_TASK OBJECTIVE_. Go through the entries below. Copy out every line that contains "Function".

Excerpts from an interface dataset
☆ ☆ ☆
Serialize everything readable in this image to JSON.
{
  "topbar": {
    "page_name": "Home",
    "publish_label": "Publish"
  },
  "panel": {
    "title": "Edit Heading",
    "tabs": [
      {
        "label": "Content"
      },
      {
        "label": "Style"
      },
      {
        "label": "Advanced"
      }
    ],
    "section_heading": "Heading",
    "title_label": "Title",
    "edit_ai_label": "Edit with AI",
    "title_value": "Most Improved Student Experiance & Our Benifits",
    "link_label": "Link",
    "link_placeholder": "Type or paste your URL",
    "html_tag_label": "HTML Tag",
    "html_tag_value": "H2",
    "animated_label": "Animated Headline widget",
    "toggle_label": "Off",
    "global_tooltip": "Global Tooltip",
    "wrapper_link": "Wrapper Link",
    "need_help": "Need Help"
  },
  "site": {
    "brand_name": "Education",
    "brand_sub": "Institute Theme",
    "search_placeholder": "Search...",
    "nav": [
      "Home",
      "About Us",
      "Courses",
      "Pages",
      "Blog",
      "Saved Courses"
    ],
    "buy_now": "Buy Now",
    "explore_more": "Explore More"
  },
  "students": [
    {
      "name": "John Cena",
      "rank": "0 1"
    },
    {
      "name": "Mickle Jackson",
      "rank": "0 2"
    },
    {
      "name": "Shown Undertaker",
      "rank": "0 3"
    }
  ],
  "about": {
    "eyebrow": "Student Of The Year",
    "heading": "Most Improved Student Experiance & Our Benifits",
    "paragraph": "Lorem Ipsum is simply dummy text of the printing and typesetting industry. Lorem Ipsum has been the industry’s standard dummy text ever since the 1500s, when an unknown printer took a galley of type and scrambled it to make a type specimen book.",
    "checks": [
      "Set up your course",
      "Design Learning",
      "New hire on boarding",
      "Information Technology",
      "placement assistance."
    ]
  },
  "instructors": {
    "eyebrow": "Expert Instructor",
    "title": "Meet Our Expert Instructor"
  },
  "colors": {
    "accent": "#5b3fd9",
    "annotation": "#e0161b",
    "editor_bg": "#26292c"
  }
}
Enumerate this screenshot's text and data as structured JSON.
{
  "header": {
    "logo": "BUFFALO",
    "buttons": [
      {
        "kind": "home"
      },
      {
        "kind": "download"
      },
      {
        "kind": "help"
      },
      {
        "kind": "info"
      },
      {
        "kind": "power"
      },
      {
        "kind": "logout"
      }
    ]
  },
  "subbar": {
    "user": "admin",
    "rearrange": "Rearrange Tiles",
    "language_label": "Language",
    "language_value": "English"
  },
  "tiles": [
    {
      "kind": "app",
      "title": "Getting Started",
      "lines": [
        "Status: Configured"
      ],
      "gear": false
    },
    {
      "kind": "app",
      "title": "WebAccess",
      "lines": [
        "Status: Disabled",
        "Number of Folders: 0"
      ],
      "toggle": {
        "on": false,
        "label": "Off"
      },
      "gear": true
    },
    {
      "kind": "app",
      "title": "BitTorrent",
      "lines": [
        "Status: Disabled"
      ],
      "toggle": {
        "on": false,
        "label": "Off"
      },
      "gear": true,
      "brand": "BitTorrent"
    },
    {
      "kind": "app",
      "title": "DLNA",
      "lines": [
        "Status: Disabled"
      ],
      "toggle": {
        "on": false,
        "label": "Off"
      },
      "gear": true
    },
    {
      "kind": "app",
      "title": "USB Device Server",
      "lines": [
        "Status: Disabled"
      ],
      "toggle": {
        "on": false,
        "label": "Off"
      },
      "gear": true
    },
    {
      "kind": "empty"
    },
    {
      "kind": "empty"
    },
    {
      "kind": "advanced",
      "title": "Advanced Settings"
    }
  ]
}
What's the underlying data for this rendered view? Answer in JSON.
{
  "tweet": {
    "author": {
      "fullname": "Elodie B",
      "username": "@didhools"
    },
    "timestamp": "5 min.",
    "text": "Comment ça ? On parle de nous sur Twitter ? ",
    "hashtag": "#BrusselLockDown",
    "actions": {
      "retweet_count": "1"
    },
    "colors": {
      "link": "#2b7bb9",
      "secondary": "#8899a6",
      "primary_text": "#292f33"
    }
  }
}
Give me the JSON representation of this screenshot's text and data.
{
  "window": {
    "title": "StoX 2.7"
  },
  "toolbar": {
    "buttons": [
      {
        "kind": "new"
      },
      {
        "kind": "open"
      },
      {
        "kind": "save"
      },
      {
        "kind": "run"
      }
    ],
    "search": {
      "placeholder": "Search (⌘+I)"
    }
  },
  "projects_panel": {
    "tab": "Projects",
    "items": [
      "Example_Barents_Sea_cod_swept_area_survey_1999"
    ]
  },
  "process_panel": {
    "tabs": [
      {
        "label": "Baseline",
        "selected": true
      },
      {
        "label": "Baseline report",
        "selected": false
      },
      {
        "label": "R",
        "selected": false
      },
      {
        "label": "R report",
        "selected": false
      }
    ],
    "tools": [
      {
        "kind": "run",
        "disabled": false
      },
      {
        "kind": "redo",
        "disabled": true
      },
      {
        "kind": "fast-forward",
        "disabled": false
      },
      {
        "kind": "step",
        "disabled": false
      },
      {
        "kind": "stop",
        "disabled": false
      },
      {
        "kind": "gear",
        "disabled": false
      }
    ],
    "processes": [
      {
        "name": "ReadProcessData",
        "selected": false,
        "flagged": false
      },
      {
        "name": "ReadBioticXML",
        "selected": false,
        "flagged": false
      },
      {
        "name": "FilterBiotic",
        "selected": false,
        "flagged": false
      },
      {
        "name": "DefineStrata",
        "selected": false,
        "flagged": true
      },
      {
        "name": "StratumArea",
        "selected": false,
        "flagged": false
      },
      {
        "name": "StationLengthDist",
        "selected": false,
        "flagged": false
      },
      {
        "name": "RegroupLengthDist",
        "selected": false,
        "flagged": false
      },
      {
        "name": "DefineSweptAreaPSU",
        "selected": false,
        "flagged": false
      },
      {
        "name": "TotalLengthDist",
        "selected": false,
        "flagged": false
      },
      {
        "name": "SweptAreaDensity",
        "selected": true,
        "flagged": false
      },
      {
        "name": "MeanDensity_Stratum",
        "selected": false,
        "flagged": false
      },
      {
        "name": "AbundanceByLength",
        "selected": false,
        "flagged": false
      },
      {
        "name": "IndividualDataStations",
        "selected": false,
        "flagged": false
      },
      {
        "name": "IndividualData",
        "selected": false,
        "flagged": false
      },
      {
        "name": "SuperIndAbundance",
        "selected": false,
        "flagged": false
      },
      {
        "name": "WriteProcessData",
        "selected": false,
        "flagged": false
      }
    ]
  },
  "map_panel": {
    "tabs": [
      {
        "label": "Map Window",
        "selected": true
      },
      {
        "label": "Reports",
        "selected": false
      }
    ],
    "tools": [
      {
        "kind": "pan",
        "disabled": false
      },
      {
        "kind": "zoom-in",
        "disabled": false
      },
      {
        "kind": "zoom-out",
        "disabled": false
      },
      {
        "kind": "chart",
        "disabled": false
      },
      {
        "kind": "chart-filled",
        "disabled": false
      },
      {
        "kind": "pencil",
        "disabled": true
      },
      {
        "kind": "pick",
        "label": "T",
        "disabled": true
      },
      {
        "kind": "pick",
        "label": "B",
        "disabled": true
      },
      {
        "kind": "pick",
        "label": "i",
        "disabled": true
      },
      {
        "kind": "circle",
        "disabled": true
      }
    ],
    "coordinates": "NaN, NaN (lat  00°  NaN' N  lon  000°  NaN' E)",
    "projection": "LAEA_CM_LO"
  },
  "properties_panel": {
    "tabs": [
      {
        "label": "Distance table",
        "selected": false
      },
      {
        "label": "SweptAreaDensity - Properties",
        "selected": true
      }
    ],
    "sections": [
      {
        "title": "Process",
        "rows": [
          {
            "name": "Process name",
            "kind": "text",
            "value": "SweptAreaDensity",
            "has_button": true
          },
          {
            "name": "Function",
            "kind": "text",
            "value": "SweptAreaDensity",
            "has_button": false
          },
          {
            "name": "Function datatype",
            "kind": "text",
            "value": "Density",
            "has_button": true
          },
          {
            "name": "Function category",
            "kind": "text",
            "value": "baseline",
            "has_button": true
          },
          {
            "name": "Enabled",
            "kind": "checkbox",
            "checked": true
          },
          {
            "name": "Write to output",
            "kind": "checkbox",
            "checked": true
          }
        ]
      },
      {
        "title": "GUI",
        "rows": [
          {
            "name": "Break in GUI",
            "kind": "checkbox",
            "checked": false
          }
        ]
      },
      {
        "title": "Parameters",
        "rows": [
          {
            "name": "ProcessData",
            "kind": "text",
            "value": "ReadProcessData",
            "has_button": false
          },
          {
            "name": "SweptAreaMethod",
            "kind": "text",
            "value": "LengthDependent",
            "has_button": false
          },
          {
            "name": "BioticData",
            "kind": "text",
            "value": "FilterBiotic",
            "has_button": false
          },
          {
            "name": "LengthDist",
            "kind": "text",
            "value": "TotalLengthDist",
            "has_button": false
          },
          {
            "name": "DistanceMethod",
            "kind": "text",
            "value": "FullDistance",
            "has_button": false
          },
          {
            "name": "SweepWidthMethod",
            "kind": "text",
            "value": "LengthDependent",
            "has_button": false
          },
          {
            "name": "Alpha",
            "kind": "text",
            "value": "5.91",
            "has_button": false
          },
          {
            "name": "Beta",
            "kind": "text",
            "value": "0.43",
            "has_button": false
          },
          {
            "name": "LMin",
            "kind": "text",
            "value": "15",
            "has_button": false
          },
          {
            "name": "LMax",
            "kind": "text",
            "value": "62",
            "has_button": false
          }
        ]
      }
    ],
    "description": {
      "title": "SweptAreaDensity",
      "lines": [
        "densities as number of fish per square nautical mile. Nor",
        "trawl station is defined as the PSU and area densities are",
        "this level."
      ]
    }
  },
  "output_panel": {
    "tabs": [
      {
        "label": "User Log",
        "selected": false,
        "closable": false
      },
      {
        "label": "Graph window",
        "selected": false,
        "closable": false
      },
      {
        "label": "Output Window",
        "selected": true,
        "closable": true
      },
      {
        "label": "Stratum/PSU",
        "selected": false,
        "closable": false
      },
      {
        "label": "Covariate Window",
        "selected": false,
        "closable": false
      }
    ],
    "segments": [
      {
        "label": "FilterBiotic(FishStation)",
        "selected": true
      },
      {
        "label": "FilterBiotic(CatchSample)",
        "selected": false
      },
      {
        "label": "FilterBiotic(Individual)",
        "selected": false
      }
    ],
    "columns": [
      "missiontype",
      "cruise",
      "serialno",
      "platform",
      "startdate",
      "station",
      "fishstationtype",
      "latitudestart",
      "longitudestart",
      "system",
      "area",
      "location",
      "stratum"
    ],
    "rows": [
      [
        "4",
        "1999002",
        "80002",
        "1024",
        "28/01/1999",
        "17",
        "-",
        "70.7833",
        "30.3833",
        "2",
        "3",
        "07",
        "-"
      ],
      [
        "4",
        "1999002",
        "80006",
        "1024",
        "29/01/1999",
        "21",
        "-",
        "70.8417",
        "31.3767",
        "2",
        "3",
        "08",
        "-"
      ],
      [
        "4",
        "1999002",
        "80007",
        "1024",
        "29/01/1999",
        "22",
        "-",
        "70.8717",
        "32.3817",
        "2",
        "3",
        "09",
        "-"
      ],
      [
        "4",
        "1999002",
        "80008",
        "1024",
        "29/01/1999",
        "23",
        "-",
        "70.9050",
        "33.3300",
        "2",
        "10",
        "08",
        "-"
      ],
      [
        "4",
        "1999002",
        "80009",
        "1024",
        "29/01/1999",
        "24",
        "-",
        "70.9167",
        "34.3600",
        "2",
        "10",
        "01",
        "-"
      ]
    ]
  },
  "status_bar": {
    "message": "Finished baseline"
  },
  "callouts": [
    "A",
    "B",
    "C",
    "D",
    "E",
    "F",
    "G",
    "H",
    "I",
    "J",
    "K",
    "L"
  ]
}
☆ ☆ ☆
_OUTPUT OF THE EXERCISE_.
            "name": "Function",
            "name": "Function datatype",
            "name": "Function category",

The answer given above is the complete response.